> Task: An exact restatement of the data is required, with the images omitted.

[Collected data]
====

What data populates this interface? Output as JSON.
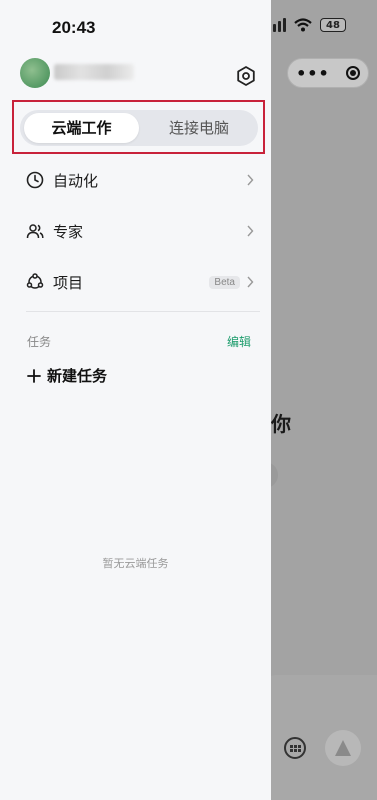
{
  "status_bar": {
    "time": "20:43",
    "battery": "48"
  },
  "drawer": {
    "toggle": {
      "active_tab": "云端工作",
      "inactive_tab": "连接电脑"
    },
    "menu": [
      {
        "label": "自动化",
        "icon": "clock-icon"
      },
      {
        "label": "专家",
        "icon": "users-icon"
      },
      {
        "label": "项目",
        "icon": "project-icon",
        "badge": "Beta"
      }
    ],
    "tasks": {
      "section_label": "任务",
      "edit_label": "编辑",
      "new_task_label": "新建任务",
      "empty_text": "暂无云端任务"
    }
  },
  "background": {
    "heading_fragment": "你"
  },
  "colors": {
    "accent": "#1e9d6d",
    "highlight_border": "#c8223a",
    "drawer_bg": "#f6f7f9"
  }
}
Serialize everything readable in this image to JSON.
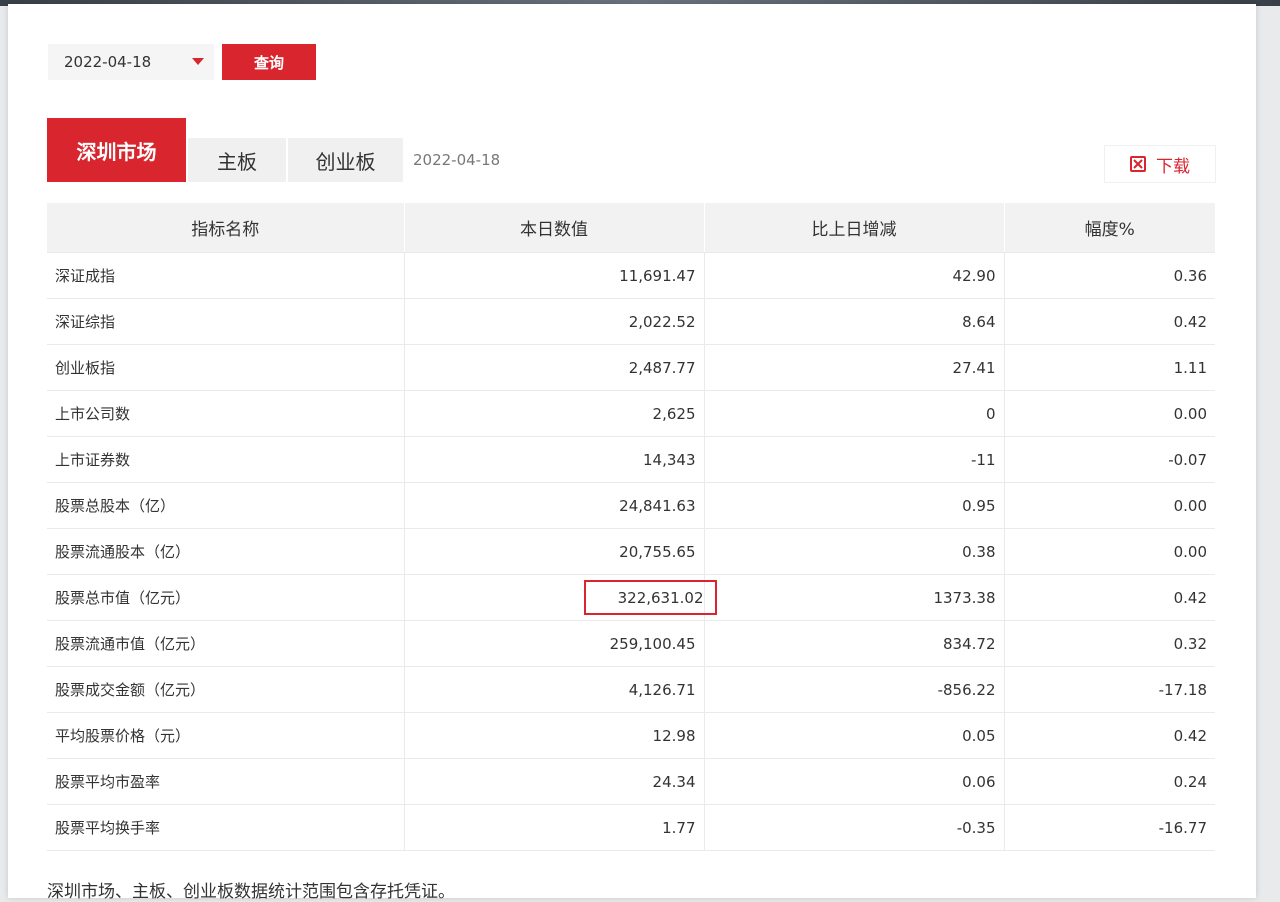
{
  "query": {
    "date_value": "2022-04-18",
    "query_label": "查询"
  },
  "tabs": [
    {
      "label": "深圳市场",
      "active": true
    },
    {
      "label": "主板",
      "active": false
    },
    {
      "label": "创业板",
      "active": false
    }
  ],
  "tab_date": "2022-04-18",
  "download_label": "下载",
  "table": {
    "headers": [
      "指标名称",
      "本日数值",
      "比上日增减",
      "幅度%"
    ],
    "rows": [
      [
        "深证成指",
        "11,691.47",
        "42.90",
        "0.36"
      ],
      [
        "深证综指",
        "2,022.52",
        "8.64",
        "0.42"
      ],
      [
        "创业板指",
        "2,487.77",
        "27.41",
        "1.11"
      ],
      [
        "上市公司数",
        "2,625",
        "0",
        "0.00"
      ],
      [
        "上市证券数",
        "14,343",
        "-11",
        "-0.07"
      ],
      [
        "股票总股本（亿）",
        "24,841.63",
        "0.95",
        "0.00"
      ],
      [
        "股票流通股本（亿）",
        "20,755.65",
        "0.38",
        "0.00"
      ],
      [
        "股票总市值（亿元）",
        "322,631.02",
        "1373.38",
        "0.42"
      ],
      [
        "股票流通市值（亿元）",
        "259,100.45",
        "834.72",
        "0.32"
      ],
      [
        "股票成交金额（亿元）",
        "4,126.71",
        "-856.22",
        "-17.18"
      ],
      [
        "平均股票价格（元）",
        "12.98",
        "0.05",
        "0.42"
      ],
      [
        "股票平均市盈率",
        "24.34",
        "0.06",
        "0.24"
      ],
      [
        "股票平均换手率",
        "1.77",
        "-0.35",
        "-16.77"
      ]
    ]
  },
  "footnote": "深圳市场、主板、创业板数据统计范围包含存托凭证。",
  "colors": {
    "accent": "#d9262e",
    "header_bg": "#f2f2f2"
  }
}
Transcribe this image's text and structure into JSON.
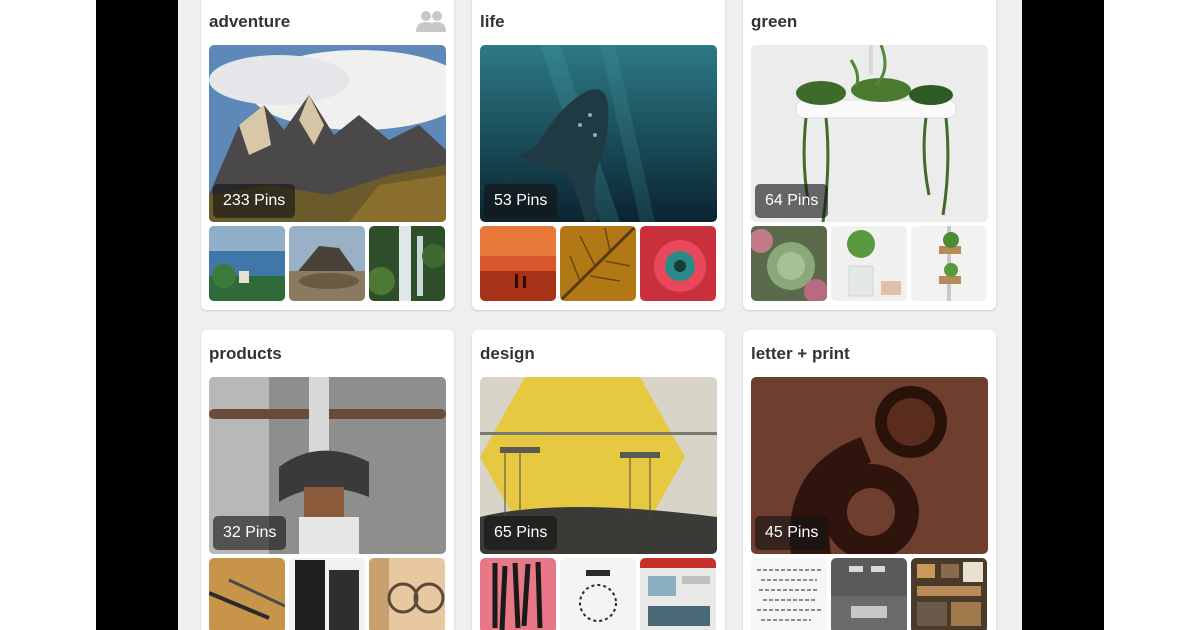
{
  "boards": [
    {
      "name": "adventure",
      "pins": "233 Pins",
      "collaborative": true,
      "icon": "group-people-icon"
    },
    {
      "name": "life",
      "pins": "53 Pins"
    },
    {
      "name": "green",
      "pins": "64 Pins"
    },
    {
      "name": "products",
      "pins": "32 Pins"
    },
    {
      "name": "design",
      "pins": "65 Pins"
    },
    {
      "name": "letter + print",
      "pins": "45 Pins"
    }
  ],
  "colors": {
    "device_bezel": "#000000",
    "screen_bg": "#efefef",
    "card_bg": "#ffffff",
    "title_text": "#333333",
    "badge_bg": "rgba(20,20,20,0.62)"
  }
}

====

> Exercise solution:
What data populates this interface? Output as JSON.
{
  "status_bar": {
    "time": "20:43",
    "battery": "48"
  },
  "drawer": {
    "toggle": {
      "active_tab": "云端工作",
      "inactive_tab": "连接电脑"
    },
    "menu": [
      {
        "label": "自动化",
        "icon": "clock-icon"
      },
      {
        "label": "专家",
        "icon": "users-icon"
      },
      {
        "label": "项目",
        "icon": "project-icon",
        "badge": "Beta"
      }
    ],
    "tasks": {
      "section_label": "任务",
      "edit_label": "编辑",
      "new_task_label": "新建任务",
      "empty_text": "暂无云端任务"
    }
  },
  "background": {
    "heading_fragment": "你"
  },
  "colors": {
    "accent": "#1e9d6d",
    "highlight_border": "#c8223a",
    "drawer_bg": "#f6f7f9"
  }
}
Serialize everything readable in this image to JSON.
{
  "query": {
    "date_value": "2022-04-18",
    "query_label": "查询"
  },
  "tabs": [
    {
      "label": "深圳市场",
      "active": true
    },
    {
      "label": "主板",
      "active": false
    },
    {
      "label": "创业板",
      "active": false
    }
  ],
  "tab_date": "2022-04-18",
  "download_label": "下载",
  "table": {
    "headers": [
      "指标名称",
      "本日数值",
      "比上日增减",
      "幅度%"
    ],
    "rows": [
      [
        "深证成指",
        "11,691.47",
        "42.90",
        "0.36"
      ],
      [
        "深证综指",
        "2,022.52",
        "8.64",
        "0.42"
      ],
      [
        "创业板指",
        "2,487.77",
        "27.41",
        "1.11"
      ],
      [
        "上市公司数",
        "2,625",
        "0",
        "0.00"
      ],
      [
        "上市证券数",
        "14,343",
        "-11",
        "-0.07"
      ],
      [
        "股票总股本（亿）",
        "24,841.63",
        "0.95",
        "0.00"
      ],
      [
        "股票流通股本（亿）",
        "20,755.65",
        "0.38",
        "0.00"
      ],
      [
        "股票总市值（亿元）",
        "322,631.02",
        "1373.38",
        "0.42"
      ],
      [
        "股票流通市值（亿元）",
        "259,100.45",
        "834.72",
        "0.32"
      ],
      [
        "股票成交金额（亿元）",
        "4,126.71",
        "-856.22",
        "-17.18"
      ],
      [
        "平均股票价格（元）",
        "12.98",
        "0.05",
        "0.42"
      ],
      [
        "股票平均市盈率",
        "24.34",
        "0.06",
        "0.24"
      ],
      [
        "股票平均换手率",
        "1.77",
        "-0.35",
        "-16.77"
      ]
    ]
  },
  "footnote": "深圳市场、主板、创业板数据统计范围包含存托凭证。",
  "colors": {
    "accent": "#d9262e",
    "header_bg": "#f2f2f2"
  }
}
Transcribe this image's text and structure into JSON.
{
  "boards": [
    {
      "name": "adventure",
      "pins": "233 Pins",
      "collaborative": true,
      "icon": "group-people-icon"
    },
    {
      "name": "life",
      "pins": "53 Pins"
    },
    {
      "name": "green",
      "pins": "64 Pins"
    },
    {
      "name": "products",
      "pins": "32 Pins"
    },
    {
      "name": "design",
      "pins": "65 Pins"
    },
    {
      "name": "letter + print",
      "pins": "45 Pins"
    }
  ],
  "colors": {
    "device_bezel": "#000000",
    "screen_bg": "#efefef",
    "card_bg": "#ffffff",
    "title_text": "#333333",
    "badge_bg": "rgba(20,20,20,0.62)"
  }
}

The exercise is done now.